**What is expected:**
Look through the data below and show every line that includes "dragon".

**Extracted data:**
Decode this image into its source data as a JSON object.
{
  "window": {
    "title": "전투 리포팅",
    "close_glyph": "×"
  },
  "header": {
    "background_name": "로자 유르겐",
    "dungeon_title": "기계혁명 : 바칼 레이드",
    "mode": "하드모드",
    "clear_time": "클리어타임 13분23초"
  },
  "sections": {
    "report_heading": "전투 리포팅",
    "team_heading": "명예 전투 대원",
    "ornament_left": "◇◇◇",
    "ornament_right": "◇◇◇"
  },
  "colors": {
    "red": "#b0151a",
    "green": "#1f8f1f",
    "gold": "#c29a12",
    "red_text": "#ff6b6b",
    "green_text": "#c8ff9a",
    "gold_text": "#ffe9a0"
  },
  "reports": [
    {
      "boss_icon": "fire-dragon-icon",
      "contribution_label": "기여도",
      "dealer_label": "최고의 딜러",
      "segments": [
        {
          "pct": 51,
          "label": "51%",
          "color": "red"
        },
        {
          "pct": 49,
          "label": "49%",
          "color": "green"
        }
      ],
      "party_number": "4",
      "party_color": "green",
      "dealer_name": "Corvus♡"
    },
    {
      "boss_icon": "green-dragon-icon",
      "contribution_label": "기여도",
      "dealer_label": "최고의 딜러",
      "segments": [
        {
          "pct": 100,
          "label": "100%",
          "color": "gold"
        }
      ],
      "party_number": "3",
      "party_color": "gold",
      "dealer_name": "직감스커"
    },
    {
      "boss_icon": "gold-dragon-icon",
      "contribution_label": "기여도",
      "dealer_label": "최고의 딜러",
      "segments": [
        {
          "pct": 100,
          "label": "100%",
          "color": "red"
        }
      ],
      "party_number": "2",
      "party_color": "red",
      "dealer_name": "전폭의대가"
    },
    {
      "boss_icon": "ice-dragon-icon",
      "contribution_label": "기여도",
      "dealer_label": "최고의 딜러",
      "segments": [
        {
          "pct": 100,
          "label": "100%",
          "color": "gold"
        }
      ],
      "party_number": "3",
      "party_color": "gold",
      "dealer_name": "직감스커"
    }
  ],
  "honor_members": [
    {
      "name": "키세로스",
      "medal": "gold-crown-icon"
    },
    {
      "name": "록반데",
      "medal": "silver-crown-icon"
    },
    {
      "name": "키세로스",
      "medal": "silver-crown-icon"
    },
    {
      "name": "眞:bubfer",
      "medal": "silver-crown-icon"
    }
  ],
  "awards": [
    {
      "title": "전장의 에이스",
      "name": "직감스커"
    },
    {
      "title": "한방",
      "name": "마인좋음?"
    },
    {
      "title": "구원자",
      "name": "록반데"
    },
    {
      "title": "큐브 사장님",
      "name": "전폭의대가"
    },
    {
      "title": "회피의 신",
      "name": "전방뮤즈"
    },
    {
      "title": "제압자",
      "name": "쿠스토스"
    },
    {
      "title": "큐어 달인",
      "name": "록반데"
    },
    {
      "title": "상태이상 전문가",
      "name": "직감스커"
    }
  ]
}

**Response for this exercise:**
      "boss_icon": "fire-dragon-icon",
      "boss_icon": "green-dragon-icon",
      "boss_icon": "gold-dragon-icon",
      "boss_icon": "ice-dragon-icon",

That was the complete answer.